What you need to do: Return every line below exactly as written.
╭─ Data for the task
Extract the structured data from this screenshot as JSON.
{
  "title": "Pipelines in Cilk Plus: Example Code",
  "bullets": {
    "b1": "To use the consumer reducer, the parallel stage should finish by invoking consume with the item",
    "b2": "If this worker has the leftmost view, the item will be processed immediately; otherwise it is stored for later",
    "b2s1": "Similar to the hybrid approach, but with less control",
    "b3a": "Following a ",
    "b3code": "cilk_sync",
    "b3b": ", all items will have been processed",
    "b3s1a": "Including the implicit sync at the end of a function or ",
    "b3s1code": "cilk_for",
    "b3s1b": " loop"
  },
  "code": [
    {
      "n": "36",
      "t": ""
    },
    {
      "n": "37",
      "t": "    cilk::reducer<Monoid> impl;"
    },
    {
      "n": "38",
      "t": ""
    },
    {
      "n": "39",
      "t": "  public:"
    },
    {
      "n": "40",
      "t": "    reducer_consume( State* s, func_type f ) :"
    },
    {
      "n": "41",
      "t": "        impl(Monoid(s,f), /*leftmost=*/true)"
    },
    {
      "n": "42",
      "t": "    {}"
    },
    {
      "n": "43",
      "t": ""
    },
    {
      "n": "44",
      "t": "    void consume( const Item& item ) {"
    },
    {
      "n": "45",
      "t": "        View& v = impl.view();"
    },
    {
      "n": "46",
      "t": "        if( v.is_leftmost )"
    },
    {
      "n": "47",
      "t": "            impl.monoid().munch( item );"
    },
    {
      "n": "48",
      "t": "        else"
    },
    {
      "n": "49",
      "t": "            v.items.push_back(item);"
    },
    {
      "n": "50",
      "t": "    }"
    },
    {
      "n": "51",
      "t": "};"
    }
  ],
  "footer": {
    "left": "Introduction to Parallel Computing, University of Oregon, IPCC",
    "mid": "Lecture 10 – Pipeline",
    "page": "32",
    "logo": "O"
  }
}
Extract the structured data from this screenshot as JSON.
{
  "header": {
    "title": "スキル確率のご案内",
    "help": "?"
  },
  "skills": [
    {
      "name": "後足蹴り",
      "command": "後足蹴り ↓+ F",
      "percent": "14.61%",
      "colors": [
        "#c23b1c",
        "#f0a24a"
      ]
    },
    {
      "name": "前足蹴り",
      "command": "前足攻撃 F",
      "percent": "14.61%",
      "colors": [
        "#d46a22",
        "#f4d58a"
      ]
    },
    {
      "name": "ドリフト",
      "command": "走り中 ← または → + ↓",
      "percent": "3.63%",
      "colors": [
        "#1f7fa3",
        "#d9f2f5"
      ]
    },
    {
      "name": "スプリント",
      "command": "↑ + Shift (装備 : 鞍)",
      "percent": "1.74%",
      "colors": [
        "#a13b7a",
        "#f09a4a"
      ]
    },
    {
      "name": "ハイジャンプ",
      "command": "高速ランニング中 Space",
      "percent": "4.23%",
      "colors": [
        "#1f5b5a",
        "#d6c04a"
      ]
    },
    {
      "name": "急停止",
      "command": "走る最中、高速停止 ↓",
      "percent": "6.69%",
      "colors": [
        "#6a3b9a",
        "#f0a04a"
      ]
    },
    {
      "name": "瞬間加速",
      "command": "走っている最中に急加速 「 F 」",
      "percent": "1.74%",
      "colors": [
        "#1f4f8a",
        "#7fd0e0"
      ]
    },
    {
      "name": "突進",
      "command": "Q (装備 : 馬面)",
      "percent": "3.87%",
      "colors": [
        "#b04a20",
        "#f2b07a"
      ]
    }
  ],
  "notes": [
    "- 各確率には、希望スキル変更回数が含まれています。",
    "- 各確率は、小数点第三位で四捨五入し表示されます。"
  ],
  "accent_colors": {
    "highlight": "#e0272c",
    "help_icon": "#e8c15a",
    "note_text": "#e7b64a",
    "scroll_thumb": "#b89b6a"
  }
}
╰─
Result:
Extract the structured data from this screenshot as JSON.
{
  "title": "Pipelines in Cilk Plus: Example Code",
  "bullets": {
    "b1": "To use the consumer reducer, the parallel stage should finish by invoking consume with the item",
    "b2": "If this worker has the leftmost view, the item will be processed immediately; otherwise it is stored for later",
    "b2s1": "Similar to the hybrid approach, but with less control",
    "b3a": "Following a ",
    "b3code": "cilk_sync",
    "b3b": ", all items will have been processed",
    "b3s1a": "Including the implicit sync at the end of a function or ",
    "b3s1code": "cilk_for",
    "b3s1b": " loop"
  },
  "code": [
    {
      "n": "36",
      "t": ""
    },
    {
      "n": "37",
      "t": "    cilk::reducer<Monoid> impl;"
    },
    {
      "n": "38",
      "t": ""
    },
    {
      "n": "39",
      "t": "  public:"
    },
    {
      "n": "40",
      "t": "    reducer_consume( State* s, func_type f ) :"
    },
    {
      "n": "41",
      "t": "        impl(Monoid(s,f), /*leftmost=*/true)"
    },
    {
      "n": "42",
      "t": "    {}"
    },
    {
      "n": "43",
      "t": ""
    },
    {
      "n": "44",
      "t": "    void consume( const Item& item ) {"
    },
    {
      "n": "45",
      "t": "        View& v = impl.view();"
    },
    {
      "n": "46",
      "t": "        if( v.is_leftmost )"
    },
    {
      "n": "47",
      "t": "            impl.monoid().munch( item );"
    },
    {
      "n": "48",
      "t": "        else"
    },
    {
      "n": "49",
      "t": "            v.items.push_back(item);"
    },
    {
      "n": "50",
      "t": "    }"
    },
    {
      "n": "51",
      "t": "};"
    }
  ],
  "footer": {
    "left": "Introduction to Parallel Computing, University of Oregon, IPCC",
    "mid": "Lecture 10 – Pipeline",
    "page": "32",
    "logo": "O"
  }
}
Extract the structured data from this screenshot as JSON.
{
  "header": {
    "title": "スキル確率のご案内",
    "help": "?"
  },
  "skills": [
    {
      "name": "後足蹴り",
      "command": "後足蹴り ↓+ F",
      "percent": "14.61%",
      "colors": [
        "#c23b1c",
        "#f0a24a"
      ]
    },
    {
      "name": "前足蹴り",
      "command": "前足攻撃 F",
      "percent": "14.61%",
      "colors": [
        "#d46a22",
        "#f4d58a"
      ]
    },
    {
      "name": "ドリフト",
      "command": "走り中 ← または → + ↓",
      "percent": "3.63%",
      "colors": [
        "#1f7fa3",
        "#d9f2f5"
      ]
    },
    {
      "name": "スプリント",
      "command": "↑ + Shift (装備 : 鞍)",
      "percent": "1.74%",
      "colors": [
        "#a13b7a",
        "#f09a4a"
      ]
    },
    {
      "name": "ハイジャンプ",
      "command": "高速ランニング中 Space",
      "percent": "4.23%",
      "colors": [
        "#1f5b5a",
        "#d6c04a"
      ]
    },
    {
      "name": "急停止",
      "command": "走る最中、高速停止 ↓",
      "percent": "6.69%",
      "colors": [
        "#6a3b9a",
        "#f0a04a"
      ]
    },
    {
      "name": "瞬間加速",
      "command": "走っている最中に急加速 「 F 」",
      "percent": "1.74%",
      "colors": [
        "#1f4f8a",
        "#7fd0e0"
      ]
    },
    {
      "name": "突進",
      "command": "Q (装備 : 馬面)",
      "percent": "3.87%",
      "colors": [
        "#b04a20",
        "#f2b07a"
      ]
    }
  ],
  "notes": [
    "- 各確率には、希望スキル変更回数が含まれています。",
    "- 各確率は、小数点第三位で四捨五入し表示されます。"
  ],
  "accent_colors": {
    "highlight": "#e0272c",
    "help_icon": "#e8c15a",
    "note_text": "#e7b64a",
    "scroll_thumb": "#b89b6a"
  }
}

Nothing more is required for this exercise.